In delineating shame from guilt he shows how a path through these can lead to remorse and healing, noting that while direct reparation may not be possible indirect reparations can sooth and eventually free shame-bound individuals. Presumably Ismay was attempting this but his already withdrawn personality and public opprobrium made it impossible to really achieve.

Randall describes forgiveness as not a ‘dewy-eyed’ return to the previous status quo but as “frequently hard headed and decisive” (pg 185) and leading to a new beginning. As with Partington who challenged herself and her own behaviour in relationships as one way to release herself from the pain. She was denied contrition from the Wests but she did find healing and release through admitting her own shame and failings. It was also important for her, as Randall notes, to be open to finding we have “more in common with the perpetrator than we may be comfortable with” (pg 194). For Partington Quaker teaching facilitated this breakthrough.

While I found some material unsurprising (eg evidence that grudge bearing is bad for your health and well being) there was content I found useful and thought provoking and I appreciated his wisdom and wish to look at the subject through a wider lens than usual by taking into account the effects of religious belief still present in our secular society on attitudes to shame, vengeance, remorse and forgiveness.

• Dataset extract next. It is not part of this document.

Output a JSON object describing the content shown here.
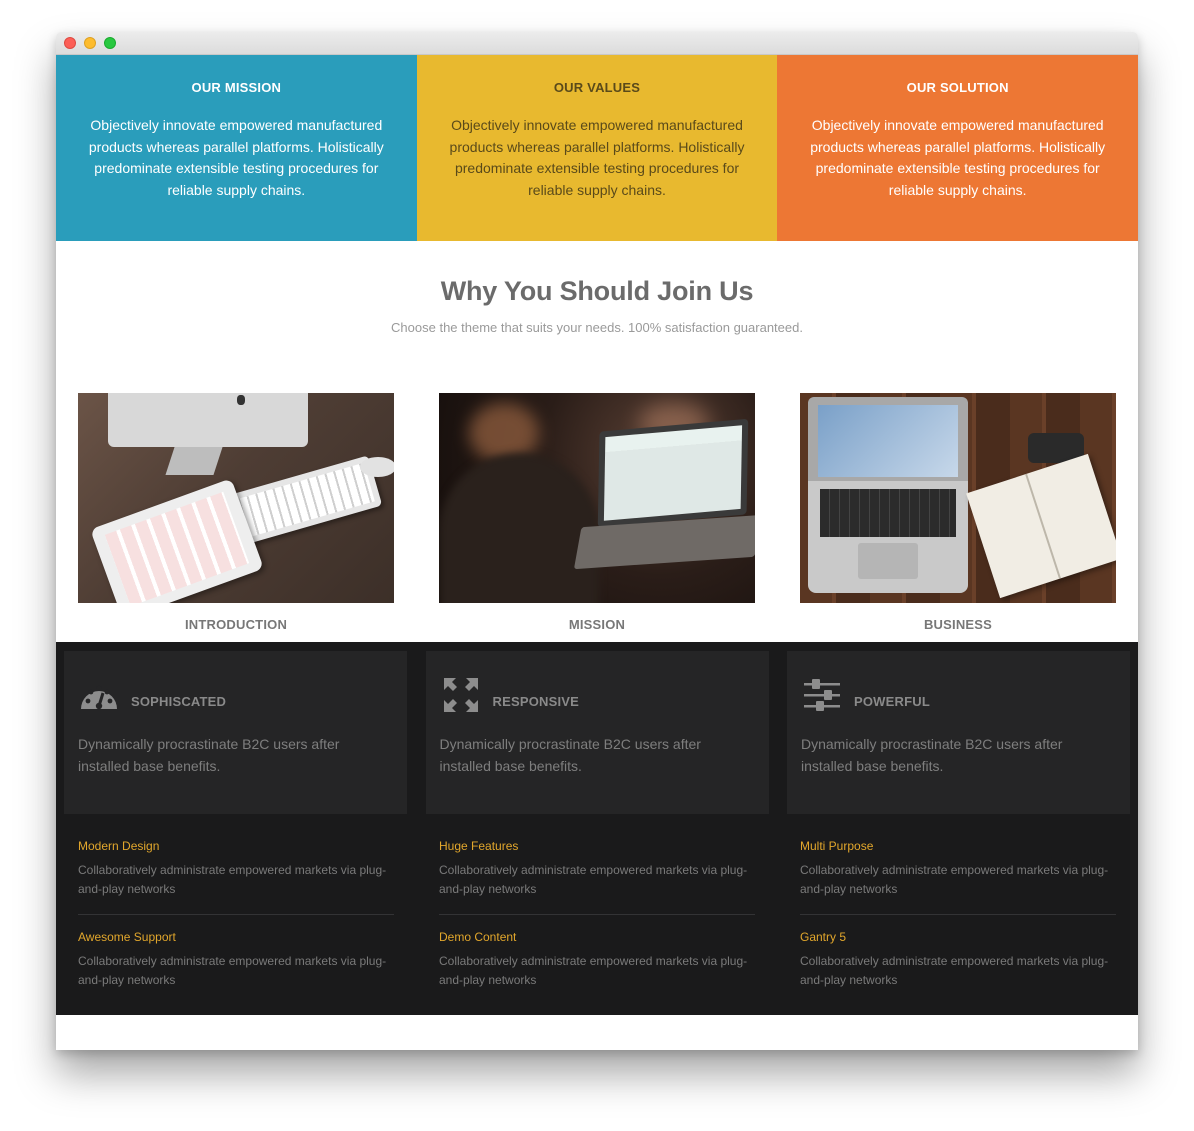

We may be less avowedly religious but increasing numbers of people say they are spiritual and his chapter ‘religion, spirituality and remorse’ may be helpful in more accurately understanding and exploring the world view of clients whether religious or spiritual or neither.

He concludes saying that like G K Chesterton (the Catholic writer) he is of the opinion that “we have to be certain of our own morality because ultimately we must suffer for it” (pg 235). It is not the behaviour of others but our own shame and guilt that puts weight on our souls.

“No ear can hear nor tongue can tell the tortures of the inward hell”

The Giaour, Lord Byron.